“I don’t know,” I said, shaking my head. “I don’t know. It’s funny.”

“Are there any babes on the show?” asked Craig.

“Um, I don’t know,” I stammered. “Usually there’s at least one babe.”

“Like who?”

“Like, what the fuck’s her name? Loretta Swit. Chicks like that.”

“Who the hell is that?” asked Craig.

“You know, Hot Lips from M*A*S*H.”

“Aah, she’s losing it. She got a fat ass now,” said Steve.

“More cushion for pushin’” I said.

“And a fat face,” continued Steve.

“More cushion for pushin’ there too,” I countered.

“Man, she’s a dog,” said Steve.

“Yeah, like you wouldn’t fuck her,” I said.

“I’ve fucked hotter girls than that fat shit,” said Steve.

I was going to say, “Like who?” but I didn’t want to get into a debate that would end in my admitting that I was a virgin. For that matter, I knew that we all were, except possibly Steve. He was going into the ninth grade at Duggan, and it was possible he banged a slut or two at that school in eighth grade. Anyway, I wasn’t interested in talking about Hot Lips Houlihan. I was interested in them getting this game over with so I could hit some home runs. I tried to light another firecracker for the next pitch, but it was a dud. Damn!

Rick drove a ball that flew dangerously down the third base line, but thankfully hooked foul. Strike two.

“Seriously,” said Steve. “You are one Match Game-aholic. That Charles Nelson Reilly still on the show?”

“Yep,” I said.

“He still smoking that pipe like a fag?” Steve asked. “You know what he’d rather have in his mouth.”

Smack. The sound of a hollow plastic sphere hitting a hollow plastic tube shut both of us up. The ball hugged the third base line and went over the fence. Rick rounded the bases, hopped the fence, and retrieved the ball, and tossed it back to Steve.

“Number 30,” he announced.

Fucking weasel.

“Yeah, 30 cheap, chintzy home runs,” I said.

“You know, maybe it’s time I sit a few games out,” he barked bitterly. “I don’t need this shit. You guys are fucking assholes.”

He was bluffing. There was no way he was going to sit, especially when he was so close to me in the home run race. Unless…we gave him a damn good reason. Steve and I had joked about blowing up his bat with an M-80, but we never had the balls to do it. Now I was reconsidering the prospect of sabotaging his rare bat. Or was I? Could I really do it? Taping an M-80 to the bat and lighting the sucker would surely blow it in half, or at least put a hole in it. And then, putting another M-80 in the hole…oh man. It would turn the fucker inside out.

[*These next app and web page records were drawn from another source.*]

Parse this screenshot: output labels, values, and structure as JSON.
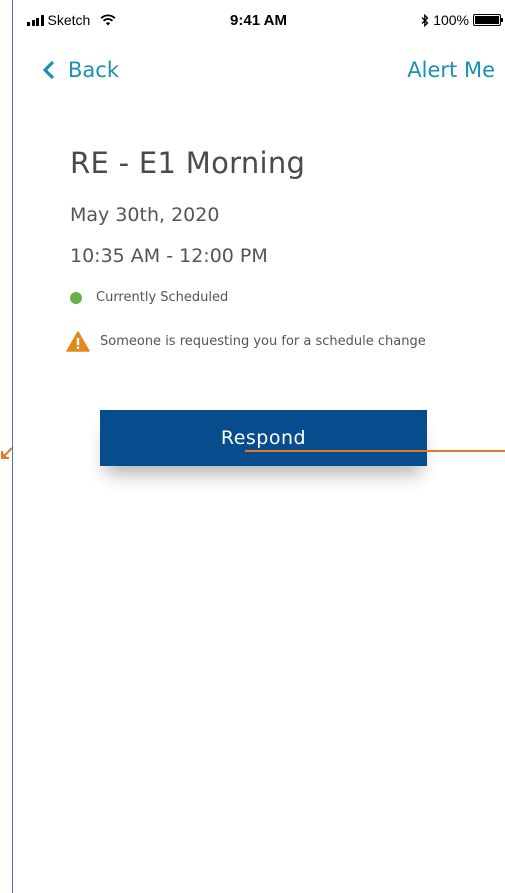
{
  "status_bar": {
    "carrier": "Sketch",
    "time": "9:41 AM",
    "battery": "100%",
    "battery_level": 1.0
  },
  "nav": {
    "back_label": "Back",
    "alert_label": "Alert Me"
  },
  "shift": {
    "title": "RE -  E1 Morning",
    "date": "May 30th, 2020",
    "time_range": "10:35 AM - 12:00 PM"
  },
  "statuses": {
    "scheduled": "Currently Scheduled",
    "request": "Someone is requesting you for a schedule change"
  },
  "actions": {
    "respond_label": "Respond"
  },
  "colors": {
    "accent": "#1a8fb8",
    "primary_button": "#074d8e",
    "scheduled_dot": "#6ab04c",
    "warning": "#e08a1e",
    "annotation": "#e07b2a",
    "frame_border": "#4a74c8"
  },
  "icons": {
    "back": "chevron-left-icon",
    "warning": "warning-triangle-icon",
    "status": "status-dot-icon",
    "signal": "cellular-signal-icon",
    "wifi": "wifi-icon",
    "bluetooth": "bluetooth-icon",
    "battery": "battery-icon"
  }
}
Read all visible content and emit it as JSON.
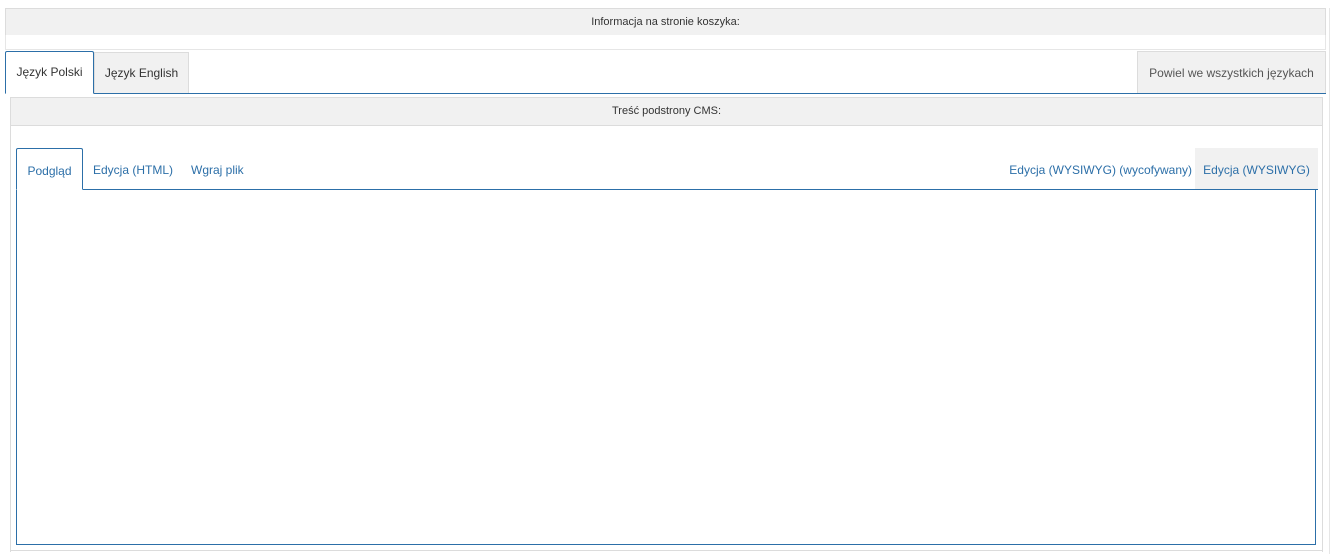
{
  "header": {
    "title": "Informacja na stronie koszyka:"
  },
  "language_tabs": {
    "items": [
      {
        "label": "Język Polski",
        "active": true
      },
      {
        "label": "Język English",
        "active": false
      }
    ],
    "copy_all_label": "Powiel we wszystkich językach"
  },
  "cms": {
    "title": "Treść podstrony CMS:",
    "tabs": [
      {
        "label": "Podgląd",
        "active": true
      },
      {
        "label": "Edycja (HTML)",
        "active": false
      },
      {
        "label": "Wgraj plik",
        "active": false
      },
      {
        "label": "Edycja (WYSIWYG) (wycofywany)",
        "active": false
      },
      {
        "label": "Edycja (WYSIWYG)",
        "active": false
      }
    ]
  },
  "colors": {
    "accent": "#2c6fa8",
    "header_bg": "#f1f1f1",
    "border": "#dcdcdc"
  }
}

Did I go through with this Machiavellian maneuver? It would be a truly dastardly deed, if indeed I had the nerve to go through with this Faustian bargain. This wasn’t just a matter of blowing up Craig Stewart’s GI Joe Jeep with an M-80, which we did the previous summer. I mean, this was Rick’s Wiffle bat. Would I jeopardize our friendship just to curb his home run total? Well, would you?

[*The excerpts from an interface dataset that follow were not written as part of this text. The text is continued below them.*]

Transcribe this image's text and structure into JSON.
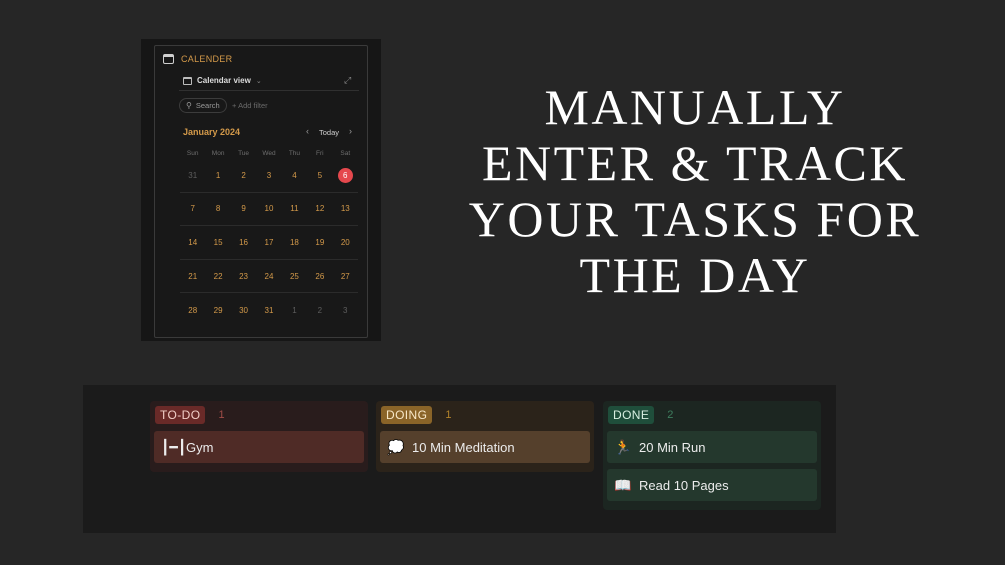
{
  "calendar": {
    "title": "CALENDER",
    "view_label": "Calendar view",
    "search_label": "Search",
    "add_filter_label": "Add filter",
    "month_label": "January 2024",
    "today_label": "Today",
    "weekdays": [
      "Sun",
      "Mon",
      "Tue",
      "Wed",
      "Thu",
      "Fri",
      "Sat"
    ],
    "weeks": [
      [
        "31",
        "1",
        "2",
        "3",
        "4",
        "5",
        "6"
      ],
      [
        "7",
        "8",
        "9",
        "10",
        "11",
        "12",
        "13"
      ],
      [
        "14",
        "15",
        "16",
        "17",
        "18",
        "19",
        "20"
      ],
      [
        "21",
        "22",
        "23",
        "24",
        "25",
        "26",
        "27"
      ],
      [
        "28",
        "29",
        "30",
        "31",
        "1",
        "2",
        "3"
      ]
    ],
    "today": "6",
    "accent_color": "#d49a4a",
    "today_color": "#e5484d"
  },
  "headline": {
    "lines": [
      "MANUALLY",
      "ENTER & TRACK",
      "YOUR TASKS FOR",
      "THE DAY"
    ]
  },
  "board": {
    "columns": [
      {
        "tag": "TO-DO",
        "count": "1",
        "color": "#6a2a28",
        "cards": [
          {
            "icon": "dumbbell-icon",
            "label": "Gym"
          }
        ]
      },
      {
        "tag": "DOING",
        "count": "1",
        "color": "#8a6428",
        "cards": [
          {
            "icon": "thought-bubble-icon",
            "label": "10 Min Meditation"
          }
        ]
      },
      {
        "tag": "DONE",
        "count": "2",
        "color": "#1f4e3b",
        "cards": [
          {
            "icon": "running-person-icon",
            "label": "20 Min Run"
          },
          {
            "icon": "open-book-icon",
            "label": "Read 10 Pages"
          }
        ]
      }
    ]
  }
}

Stay tuned for Wiffle World, Part 2, same Wiffle bat time, same Wiffle bat channel.